DATA LISTING: Begin

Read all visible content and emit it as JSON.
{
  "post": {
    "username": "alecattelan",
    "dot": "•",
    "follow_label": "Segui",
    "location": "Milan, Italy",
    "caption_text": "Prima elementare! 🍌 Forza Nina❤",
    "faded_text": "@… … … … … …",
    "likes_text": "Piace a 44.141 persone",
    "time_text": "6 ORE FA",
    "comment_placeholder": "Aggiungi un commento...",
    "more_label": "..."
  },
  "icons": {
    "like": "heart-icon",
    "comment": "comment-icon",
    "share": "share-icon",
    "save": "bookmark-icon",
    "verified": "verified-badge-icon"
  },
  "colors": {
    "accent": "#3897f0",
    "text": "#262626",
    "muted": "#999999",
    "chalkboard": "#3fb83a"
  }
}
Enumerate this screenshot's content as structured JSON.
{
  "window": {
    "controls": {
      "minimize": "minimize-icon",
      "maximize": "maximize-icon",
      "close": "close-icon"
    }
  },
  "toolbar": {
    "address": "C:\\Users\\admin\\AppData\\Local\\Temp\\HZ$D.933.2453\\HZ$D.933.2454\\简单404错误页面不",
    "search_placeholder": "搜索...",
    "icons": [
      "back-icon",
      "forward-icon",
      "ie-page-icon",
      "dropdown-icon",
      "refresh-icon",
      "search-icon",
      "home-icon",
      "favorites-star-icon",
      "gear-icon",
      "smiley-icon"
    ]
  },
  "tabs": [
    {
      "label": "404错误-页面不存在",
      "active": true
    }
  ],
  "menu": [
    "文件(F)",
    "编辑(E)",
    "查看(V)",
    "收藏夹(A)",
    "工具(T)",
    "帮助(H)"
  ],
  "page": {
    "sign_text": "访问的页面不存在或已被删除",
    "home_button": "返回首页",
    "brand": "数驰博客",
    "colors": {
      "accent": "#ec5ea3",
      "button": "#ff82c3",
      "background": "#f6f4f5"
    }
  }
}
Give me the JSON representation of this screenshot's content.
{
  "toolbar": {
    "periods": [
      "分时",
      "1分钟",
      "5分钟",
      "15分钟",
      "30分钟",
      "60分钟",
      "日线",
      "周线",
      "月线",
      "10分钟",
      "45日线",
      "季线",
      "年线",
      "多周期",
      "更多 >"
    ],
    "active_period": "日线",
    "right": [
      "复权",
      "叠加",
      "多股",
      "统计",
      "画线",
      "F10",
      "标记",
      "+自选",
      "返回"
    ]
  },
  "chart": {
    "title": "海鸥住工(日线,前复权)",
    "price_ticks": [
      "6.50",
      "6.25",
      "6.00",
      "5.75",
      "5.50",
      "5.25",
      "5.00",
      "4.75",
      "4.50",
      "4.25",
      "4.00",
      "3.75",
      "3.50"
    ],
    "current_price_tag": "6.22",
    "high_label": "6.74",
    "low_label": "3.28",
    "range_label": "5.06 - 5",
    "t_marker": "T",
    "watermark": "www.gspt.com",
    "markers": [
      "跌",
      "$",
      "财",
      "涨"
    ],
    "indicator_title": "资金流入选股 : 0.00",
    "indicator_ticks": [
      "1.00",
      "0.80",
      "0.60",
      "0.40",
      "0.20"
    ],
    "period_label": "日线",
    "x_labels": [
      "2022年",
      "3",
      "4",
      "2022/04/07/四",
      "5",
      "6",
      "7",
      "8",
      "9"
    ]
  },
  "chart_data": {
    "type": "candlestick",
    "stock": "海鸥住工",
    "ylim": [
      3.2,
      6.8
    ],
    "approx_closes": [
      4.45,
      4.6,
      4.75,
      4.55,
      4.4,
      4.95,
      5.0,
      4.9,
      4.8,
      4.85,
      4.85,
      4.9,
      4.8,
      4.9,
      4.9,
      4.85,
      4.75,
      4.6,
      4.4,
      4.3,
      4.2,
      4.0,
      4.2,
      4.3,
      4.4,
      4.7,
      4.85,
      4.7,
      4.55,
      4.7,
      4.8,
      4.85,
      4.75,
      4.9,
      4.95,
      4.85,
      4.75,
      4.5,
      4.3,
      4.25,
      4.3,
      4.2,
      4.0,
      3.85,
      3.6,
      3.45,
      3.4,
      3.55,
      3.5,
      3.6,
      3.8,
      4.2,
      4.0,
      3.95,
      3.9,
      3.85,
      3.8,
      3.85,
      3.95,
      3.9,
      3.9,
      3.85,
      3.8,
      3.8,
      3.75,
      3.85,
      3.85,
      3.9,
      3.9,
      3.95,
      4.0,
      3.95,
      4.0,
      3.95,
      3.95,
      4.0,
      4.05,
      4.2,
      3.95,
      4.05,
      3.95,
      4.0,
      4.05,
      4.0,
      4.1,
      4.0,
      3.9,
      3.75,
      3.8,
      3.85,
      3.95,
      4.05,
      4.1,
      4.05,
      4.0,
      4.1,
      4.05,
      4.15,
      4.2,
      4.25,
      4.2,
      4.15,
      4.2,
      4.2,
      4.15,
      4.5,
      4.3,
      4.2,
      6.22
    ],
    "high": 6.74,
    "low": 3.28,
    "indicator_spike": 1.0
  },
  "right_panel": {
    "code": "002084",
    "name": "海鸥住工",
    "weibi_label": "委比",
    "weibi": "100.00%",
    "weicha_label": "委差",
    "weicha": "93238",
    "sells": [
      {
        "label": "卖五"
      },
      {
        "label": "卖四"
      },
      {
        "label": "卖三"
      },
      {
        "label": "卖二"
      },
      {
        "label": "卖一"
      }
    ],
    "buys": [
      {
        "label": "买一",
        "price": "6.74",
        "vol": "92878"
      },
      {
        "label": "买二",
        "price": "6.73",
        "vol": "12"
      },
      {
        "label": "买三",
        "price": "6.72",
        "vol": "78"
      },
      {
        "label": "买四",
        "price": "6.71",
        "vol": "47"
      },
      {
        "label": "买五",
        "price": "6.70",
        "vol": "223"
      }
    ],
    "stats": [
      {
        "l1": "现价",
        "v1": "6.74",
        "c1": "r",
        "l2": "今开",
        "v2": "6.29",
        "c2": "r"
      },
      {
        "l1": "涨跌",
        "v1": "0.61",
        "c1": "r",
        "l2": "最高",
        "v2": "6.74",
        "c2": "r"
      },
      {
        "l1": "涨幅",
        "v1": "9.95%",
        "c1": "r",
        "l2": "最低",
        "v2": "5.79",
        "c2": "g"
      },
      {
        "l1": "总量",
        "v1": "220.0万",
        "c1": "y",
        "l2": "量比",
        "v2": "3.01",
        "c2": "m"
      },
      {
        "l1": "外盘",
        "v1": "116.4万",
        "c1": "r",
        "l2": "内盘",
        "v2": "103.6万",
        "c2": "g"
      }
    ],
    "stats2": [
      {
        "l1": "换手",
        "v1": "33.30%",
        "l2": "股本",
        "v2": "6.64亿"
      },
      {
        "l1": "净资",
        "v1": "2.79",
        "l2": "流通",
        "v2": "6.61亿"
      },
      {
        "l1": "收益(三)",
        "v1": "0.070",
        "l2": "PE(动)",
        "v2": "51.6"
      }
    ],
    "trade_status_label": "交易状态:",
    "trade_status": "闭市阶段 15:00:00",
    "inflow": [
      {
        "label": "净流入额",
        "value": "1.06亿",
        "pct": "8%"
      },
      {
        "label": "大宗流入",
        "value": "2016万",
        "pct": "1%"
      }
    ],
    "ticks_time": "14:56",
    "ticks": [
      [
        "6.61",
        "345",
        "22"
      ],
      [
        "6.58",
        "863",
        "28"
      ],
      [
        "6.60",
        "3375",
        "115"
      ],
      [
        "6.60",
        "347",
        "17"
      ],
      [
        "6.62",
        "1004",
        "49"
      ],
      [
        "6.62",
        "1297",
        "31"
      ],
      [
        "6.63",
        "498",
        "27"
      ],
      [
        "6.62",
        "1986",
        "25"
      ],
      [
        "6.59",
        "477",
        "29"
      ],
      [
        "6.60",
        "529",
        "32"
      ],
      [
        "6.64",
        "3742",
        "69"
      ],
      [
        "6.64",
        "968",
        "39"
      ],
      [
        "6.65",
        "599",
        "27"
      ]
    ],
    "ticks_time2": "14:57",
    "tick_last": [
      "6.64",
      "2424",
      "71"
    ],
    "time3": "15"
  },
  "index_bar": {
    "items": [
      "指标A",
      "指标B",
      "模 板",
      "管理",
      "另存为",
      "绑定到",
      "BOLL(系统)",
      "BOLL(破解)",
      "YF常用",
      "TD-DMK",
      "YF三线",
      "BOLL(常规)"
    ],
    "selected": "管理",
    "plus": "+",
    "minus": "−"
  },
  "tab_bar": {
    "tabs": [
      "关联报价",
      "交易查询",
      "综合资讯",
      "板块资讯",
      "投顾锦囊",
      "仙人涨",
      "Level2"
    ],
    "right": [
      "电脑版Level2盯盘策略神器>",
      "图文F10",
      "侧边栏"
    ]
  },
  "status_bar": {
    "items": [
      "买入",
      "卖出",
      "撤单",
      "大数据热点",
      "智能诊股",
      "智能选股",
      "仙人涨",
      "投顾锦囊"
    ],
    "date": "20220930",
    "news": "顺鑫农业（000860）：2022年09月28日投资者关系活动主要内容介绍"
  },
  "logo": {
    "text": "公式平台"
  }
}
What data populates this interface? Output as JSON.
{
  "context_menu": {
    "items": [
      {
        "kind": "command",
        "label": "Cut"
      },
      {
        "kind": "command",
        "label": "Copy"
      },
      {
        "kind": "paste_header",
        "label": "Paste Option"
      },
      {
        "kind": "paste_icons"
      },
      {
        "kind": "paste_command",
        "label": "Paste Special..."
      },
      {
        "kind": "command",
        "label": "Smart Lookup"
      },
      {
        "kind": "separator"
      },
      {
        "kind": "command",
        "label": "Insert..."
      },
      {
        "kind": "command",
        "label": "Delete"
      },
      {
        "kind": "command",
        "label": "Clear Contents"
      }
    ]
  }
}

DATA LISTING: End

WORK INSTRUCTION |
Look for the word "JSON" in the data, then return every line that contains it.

TASK RESULT |
Read all visible content and emit it as JSON.
Enumerate this screenshot's content as structured JSON.
Give me the JSON representation of this screenshot's content.
What data populates this interface? Output as JSON.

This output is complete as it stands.